To reiterate, the Impact Assessment Act is only as good as its application to projects that affect areas of federal jurisdiction. As mentioned above, regulatory approval processes (such as Fisheries Act permits) are not a substitute for impact assessment. While the Impact Assessment Act will ensure more meaningful assessments of projects when it applies, if it only applies to a handful of “major” projects (which appear to be randomly selected according to political, rather than evidence-based, criteria) then it fails to restore the protections and credibility lost in 2012.
With a federal election looming in October 2019, Ministers’ offices are winding down and bureaucracies are preparing to enter into caretaking mode during the writ period. In advance of the election, the IAA is expected to come into force by the end of August, and along with it, the Project List regulations. As a result, there is limited opportunity for a sizeable shift away from the government’s current intentions regarding the Project List and towards what is actually needed in order to ensure that the IAA is indeed an improvement over our current assessment and regulatory framework.
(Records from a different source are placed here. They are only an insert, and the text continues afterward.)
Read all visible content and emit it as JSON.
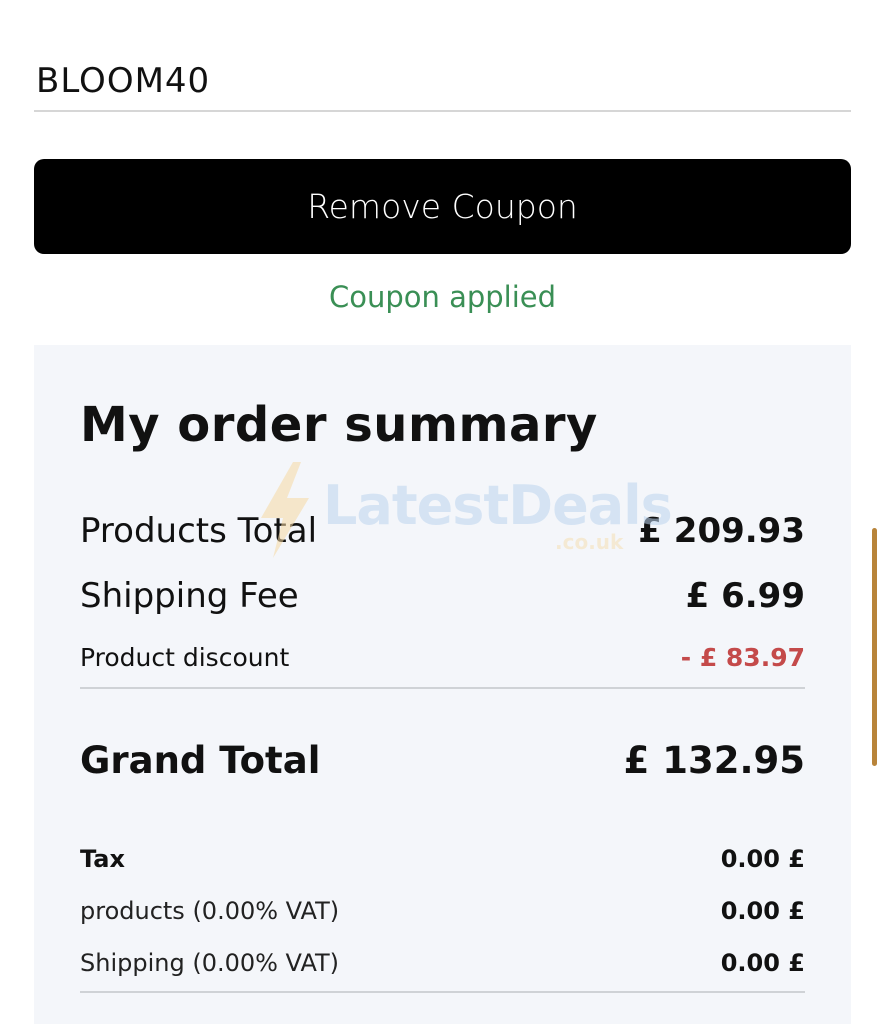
{
  "coupon": {
    "code": "BLOOM40",
    "remove_label": "Remove Coupon",
    "status": "Coupon applied"
  },
  "summary": {
    "title": "My order summary",
    "products_total_label": "Products Total",
    "products_total_value": "£ 209.93",
    "shipping_fee_label": "Shipping Fee",
    "shipping_fee_value": "£ 6.99",
    "discount_label": "Product discount",
    "discount_value": "- £ 83.97",
    "grand_total_label": "Grand Total",
    "grand_total_value": "£ 132.95",
    "tax_label": "Tax",
    "tax_value": "0.00 £",
    "products_vat_label": "products (0.00% VAT)",
    "products_vat_value": "0.00 £",
    "shipping_vat_label": "Shipping (0.00% VAT)",
    "shipping_vat_value": "0.00 £"
  },
  "watermark": {
    "brand": "LatestDeals",
    "domain": ".co.uk",
    "icon": "lightning-bolt-icon"
  },
  "colors": {
    "button_bg": "#000000",
    "status_green": "#3a8f55",
    "discount_red": "#c44a4a",
    "panel_bg": "#f4f6fa",
    "scrollbar": "#b8843a"
  }
}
Luckily, developing the Project List need not be an all-or-nothing process. It will be critical for whoever forms government after October to take advantage of opportunities early in the mandate to significantly build upon the proposed entries to the list, including by requiring assessments of all GHG-intensive projects as was proposed in the 2018 discussion paper.
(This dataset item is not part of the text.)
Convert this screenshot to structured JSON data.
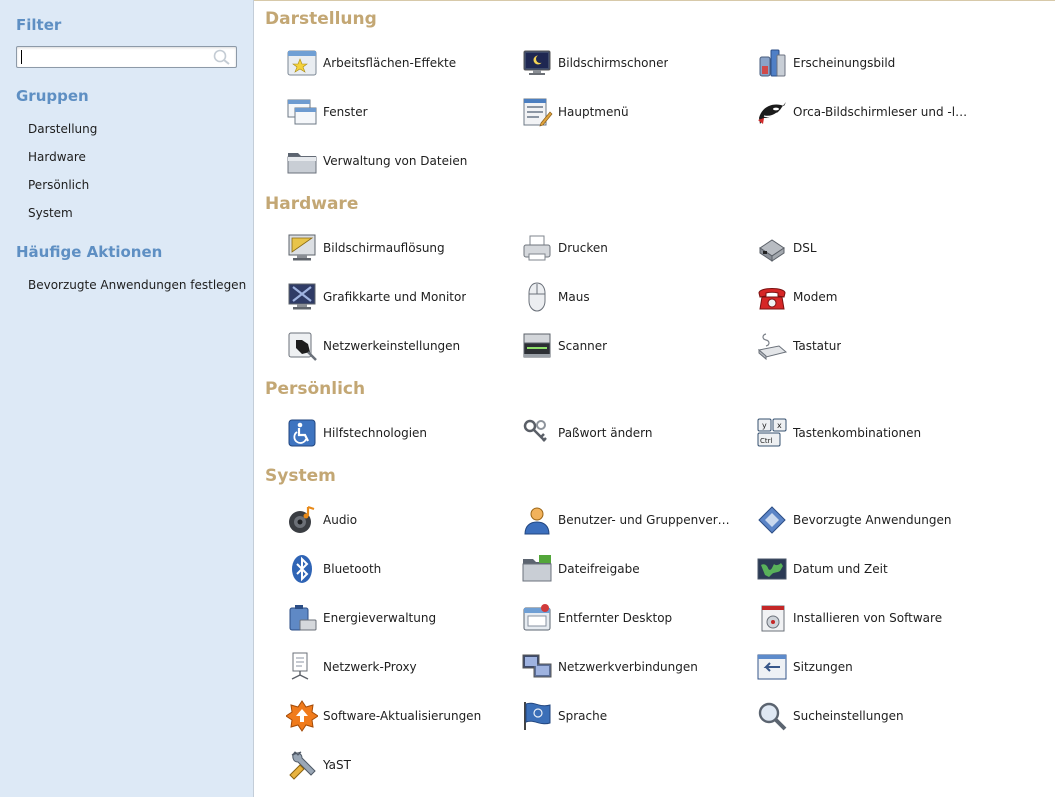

Meanwhile, between now and the end of August when the Project List is published in the Canada Gazette II, there is opportunity to make some critical but achievable adjustments that will act as a safety net until after the election. In particular, instead of increasing the production thresholds for projects like mines and pipelines, the thresholds set out in the current Regulations Designating Physical Activities should be maintained. Additionally, the list should include triggers in order to ensure that for all projects that require a permit under section 35.1(3) of the Fisheries Act, and all works designated as “major works” under the Canadian Navigable Waters Act that require a permit under section 7 of that Act.
In addition to lessening the number of projects that will be subject to the IAA, the proposed Project List has been developed without any transparency regarding the criteria or evidence used to determine what projects will be on the list. Despite the fact that the government received over 100 submissions from industry, environmental organizations, Indigenous groups and individuals on the approach to building the Project List, the “what we heard” section of the Project List Discussion Paper is less than two pages long. And despite the fact that a 2018 discussion paper proposed using a transparent, evidence based process for determining what would be on the list, applying clear criteria such as frequency and duration of potential project effects, no such evidence or criteria have been provided to justify the proposed entries to the list – or the decisions to exempt certain projects.
In order to restore credibility to impact assessment, the processes used to determine what is subject to assessment must also be credible. To be credible, entries to the Project List should be clearly justified through the use of science and knowledge and criteria designed to ensure that impact assessment applies to projects with implications on sustainability. Political considerations, industry pressure and provincial backlash are irrelevant; instead, potential for direct or cumulative impacts on areas within federal jurisdiction, including recognition of Indigenous title and rights, should be central to the determination. Public engagement and Indigenous consultation should be meaningful, and all relevant information should be made publicly available online.